Next I had to add 2x6's along the outside perimeter so that I would have support along the edges for the new sub floor. As an added support, cross pieces were added to take any twist out of the original 2x8 joists since they're about a 16 feet long run with only one support point in the middle. They also help support the floor insulation. With the framing for the floor complete up to the old porch I could start adding floor insulation and 3/4 sub flooring.
Once I reached the old porch floor it was time to demo what remained of it and start building a new floor flush with what I just finished. In the original porch floor you can see where the first bathroom was added ( I think in the 1940's), that only part of the porch was sacrificed for. The 1971 conversion would make this entire area into a bathroom.
I continued adding support around the perimeter and for the center joists, I sistered them to the others and extended to the south wall. Cross bracing was also added here as to prevent twisting as well as for support where the dividing wall will be located and toilet/tub locations.
I continued with the sub floor installation, but held off on insulation until the plumbing is complete. I added 1/4 inch backer board to the sub flooring in the powder room area for a tile floor and then built a dividing wall to form the powder room. The ceiling framing you see was from the 1971 bathroom, which I demoed only up to this point. It was pretty straight, so this saved me building a flat ceiling in there.

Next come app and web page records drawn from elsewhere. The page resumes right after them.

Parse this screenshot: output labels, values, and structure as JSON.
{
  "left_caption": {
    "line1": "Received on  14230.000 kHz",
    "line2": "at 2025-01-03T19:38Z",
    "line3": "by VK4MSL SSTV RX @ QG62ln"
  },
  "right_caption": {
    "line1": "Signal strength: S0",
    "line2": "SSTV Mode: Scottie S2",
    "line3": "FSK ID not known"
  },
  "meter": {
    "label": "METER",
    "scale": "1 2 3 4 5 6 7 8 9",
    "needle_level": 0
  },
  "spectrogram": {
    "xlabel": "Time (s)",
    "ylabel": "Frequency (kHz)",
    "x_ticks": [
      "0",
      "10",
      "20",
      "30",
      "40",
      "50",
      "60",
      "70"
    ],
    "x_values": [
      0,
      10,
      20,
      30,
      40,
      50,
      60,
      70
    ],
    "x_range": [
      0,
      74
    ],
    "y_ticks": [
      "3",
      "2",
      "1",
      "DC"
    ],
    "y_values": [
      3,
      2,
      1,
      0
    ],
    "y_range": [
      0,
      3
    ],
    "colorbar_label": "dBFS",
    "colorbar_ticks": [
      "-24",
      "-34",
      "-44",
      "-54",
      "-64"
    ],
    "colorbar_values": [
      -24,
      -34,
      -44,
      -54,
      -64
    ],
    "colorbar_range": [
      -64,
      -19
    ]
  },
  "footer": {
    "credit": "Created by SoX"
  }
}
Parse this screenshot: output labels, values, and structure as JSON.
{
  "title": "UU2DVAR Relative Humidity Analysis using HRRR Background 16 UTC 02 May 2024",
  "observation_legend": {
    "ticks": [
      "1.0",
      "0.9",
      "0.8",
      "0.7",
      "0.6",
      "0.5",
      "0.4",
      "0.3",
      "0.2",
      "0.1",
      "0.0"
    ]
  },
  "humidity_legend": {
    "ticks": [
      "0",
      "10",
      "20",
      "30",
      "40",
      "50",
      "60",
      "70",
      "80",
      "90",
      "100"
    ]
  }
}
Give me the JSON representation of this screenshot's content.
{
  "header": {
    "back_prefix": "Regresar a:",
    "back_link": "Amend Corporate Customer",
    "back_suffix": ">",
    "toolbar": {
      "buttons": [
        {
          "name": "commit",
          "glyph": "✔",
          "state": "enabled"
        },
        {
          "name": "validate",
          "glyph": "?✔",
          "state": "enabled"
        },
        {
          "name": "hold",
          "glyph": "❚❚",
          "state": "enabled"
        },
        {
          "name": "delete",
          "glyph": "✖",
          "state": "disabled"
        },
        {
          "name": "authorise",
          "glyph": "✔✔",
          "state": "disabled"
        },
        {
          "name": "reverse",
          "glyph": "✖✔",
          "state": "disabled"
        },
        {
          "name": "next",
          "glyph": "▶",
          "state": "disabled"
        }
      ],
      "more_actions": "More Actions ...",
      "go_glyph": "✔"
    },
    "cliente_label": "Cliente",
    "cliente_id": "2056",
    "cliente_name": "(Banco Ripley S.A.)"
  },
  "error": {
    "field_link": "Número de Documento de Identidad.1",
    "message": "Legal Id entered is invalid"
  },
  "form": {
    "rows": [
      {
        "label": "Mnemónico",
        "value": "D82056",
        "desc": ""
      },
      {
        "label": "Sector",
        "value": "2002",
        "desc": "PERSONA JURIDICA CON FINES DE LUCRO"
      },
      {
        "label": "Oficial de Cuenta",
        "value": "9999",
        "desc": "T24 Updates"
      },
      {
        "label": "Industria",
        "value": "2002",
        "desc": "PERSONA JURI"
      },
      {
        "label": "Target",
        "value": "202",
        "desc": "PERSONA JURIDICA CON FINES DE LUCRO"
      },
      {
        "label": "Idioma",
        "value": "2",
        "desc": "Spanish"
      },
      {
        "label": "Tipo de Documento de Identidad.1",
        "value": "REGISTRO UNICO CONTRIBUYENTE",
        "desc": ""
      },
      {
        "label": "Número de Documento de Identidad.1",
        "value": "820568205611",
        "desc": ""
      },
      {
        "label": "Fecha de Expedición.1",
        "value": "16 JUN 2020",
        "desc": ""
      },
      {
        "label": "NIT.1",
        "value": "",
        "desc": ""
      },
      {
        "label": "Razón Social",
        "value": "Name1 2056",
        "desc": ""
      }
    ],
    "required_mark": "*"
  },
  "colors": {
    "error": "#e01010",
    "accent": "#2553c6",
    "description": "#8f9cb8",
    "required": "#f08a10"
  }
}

Now I have a new solid floor with a smooth transition to the old kitchen and to our new powder room. This completes the structural changes for our new kitchen/powder room. Whew!
Structural changes complete - staging items for new layout.